If you prefer your melodrama with an Oriental setting, a garniture of knives and fezes, of eastern odors and strange oaths, try The Eye of Zeitoon. Mr. Mundy has written this, his latest story, with all the masterly skill of a true maker of tales and with an insight into the hearts of his characters that makes the reader love them all.
g that he should talk English, for what the British themselves have not accomplished in that land of a hundred tongues has been done by American missionaries, teaching in the course of a generation thousands on thousands. (There is none like the American missionary for attaining ends at wholesale.)
"What countryman are you?" I asked him.
"Zeitoonli," he answered, as if the word were honor itself and explanation bound in one. Yet he looked hardly like an honorable man. "The chilabi are staying here?" he asked. Chilabi means gentleman.

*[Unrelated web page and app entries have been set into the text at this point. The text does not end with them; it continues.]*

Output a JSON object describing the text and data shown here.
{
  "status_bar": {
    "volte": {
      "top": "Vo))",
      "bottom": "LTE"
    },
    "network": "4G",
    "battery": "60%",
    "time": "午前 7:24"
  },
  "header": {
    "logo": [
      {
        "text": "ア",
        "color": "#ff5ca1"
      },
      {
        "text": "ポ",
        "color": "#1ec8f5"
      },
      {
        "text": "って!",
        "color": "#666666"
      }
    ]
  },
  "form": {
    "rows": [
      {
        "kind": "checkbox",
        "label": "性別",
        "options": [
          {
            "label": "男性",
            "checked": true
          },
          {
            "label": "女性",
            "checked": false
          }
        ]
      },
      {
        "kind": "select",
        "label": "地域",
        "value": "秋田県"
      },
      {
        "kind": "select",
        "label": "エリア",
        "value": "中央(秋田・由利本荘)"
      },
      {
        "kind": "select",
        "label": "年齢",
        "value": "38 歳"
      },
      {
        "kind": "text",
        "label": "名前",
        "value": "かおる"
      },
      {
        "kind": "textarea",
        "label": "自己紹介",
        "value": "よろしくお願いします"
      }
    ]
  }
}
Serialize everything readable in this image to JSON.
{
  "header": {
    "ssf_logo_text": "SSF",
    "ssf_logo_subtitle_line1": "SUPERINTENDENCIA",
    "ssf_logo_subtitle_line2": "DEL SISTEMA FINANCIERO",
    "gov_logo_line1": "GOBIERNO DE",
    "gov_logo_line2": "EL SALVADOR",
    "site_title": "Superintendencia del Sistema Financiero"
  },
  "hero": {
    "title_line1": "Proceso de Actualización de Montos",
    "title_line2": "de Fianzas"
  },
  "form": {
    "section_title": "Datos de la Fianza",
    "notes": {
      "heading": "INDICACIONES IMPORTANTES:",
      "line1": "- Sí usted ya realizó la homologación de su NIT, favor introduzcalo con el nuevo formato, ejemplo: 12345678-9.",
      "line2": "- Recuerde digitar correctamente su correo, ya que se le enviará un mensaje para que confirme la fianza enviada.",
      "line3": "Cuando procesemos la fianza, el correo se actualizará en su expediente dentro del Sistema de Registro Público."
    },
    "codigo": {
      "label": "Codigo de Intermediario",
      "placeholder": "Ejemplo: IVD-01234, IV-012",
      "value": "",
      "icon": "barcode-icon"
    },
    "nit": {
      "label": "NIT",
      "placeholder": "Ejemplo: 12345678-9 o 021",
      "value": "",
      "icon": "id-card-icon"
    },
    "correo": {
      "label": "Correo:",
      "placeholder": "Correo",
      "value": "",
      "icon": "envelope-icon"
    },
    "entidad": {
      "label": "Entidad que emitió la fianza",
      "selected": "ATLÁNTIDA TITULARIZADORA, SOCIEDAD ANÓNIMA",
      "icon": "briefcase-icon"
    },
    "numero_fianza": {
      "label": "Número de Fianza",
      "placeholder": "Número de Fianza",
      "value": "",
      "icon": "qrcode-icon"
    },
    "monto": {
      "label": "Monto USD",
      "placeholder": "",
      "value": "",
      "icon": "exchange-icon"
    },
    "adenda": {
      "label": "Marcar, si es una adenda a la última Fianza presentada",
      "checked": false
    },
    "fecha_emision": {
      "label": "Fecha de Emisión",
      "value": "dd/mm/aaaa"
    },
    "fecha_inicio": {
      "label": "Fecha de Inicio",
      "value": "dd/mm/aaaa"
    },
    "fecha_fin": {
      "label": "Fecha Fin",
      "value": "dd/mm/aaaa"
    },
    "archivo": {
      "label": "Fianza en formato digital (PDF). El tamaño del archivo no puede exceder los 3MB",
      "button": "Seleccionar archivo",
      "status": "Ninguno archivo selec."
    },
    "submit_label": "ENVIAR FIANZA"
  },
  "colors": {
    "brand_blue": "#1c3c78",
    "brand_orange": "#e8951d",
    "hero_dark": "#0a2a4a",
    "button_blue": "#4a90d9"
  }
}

"We wait on the weather," said I, not caring to have him turn the tables on me and become interrogator.
He laughed with a sort of hard good humor.
"Since when have Eenglis sportmen waited on the weather? Ah, but you are right, effendi, none should tell the truth in this place, unless in hope of being disbelieved!" He laid a finger on his right eye, as I have seen Arabs do when they mean to ascribe to themselves unfathomable cunning. "Since you entered this c
Great! Loved it!
I got an one of the first copies of this book from an estate auction. It's in fair/rough condition but not too bad. Anyways, I've been reading books about different deities and religeons for a little while, and I haven't realy haven't read this book yet because I'm reading others. I just got this book and I'd like to know about this Author more. Like his background or where I can get a biography or something. My local library doesn't have one so I thought that someone could direct me to an internet site. Thanks anyways if not.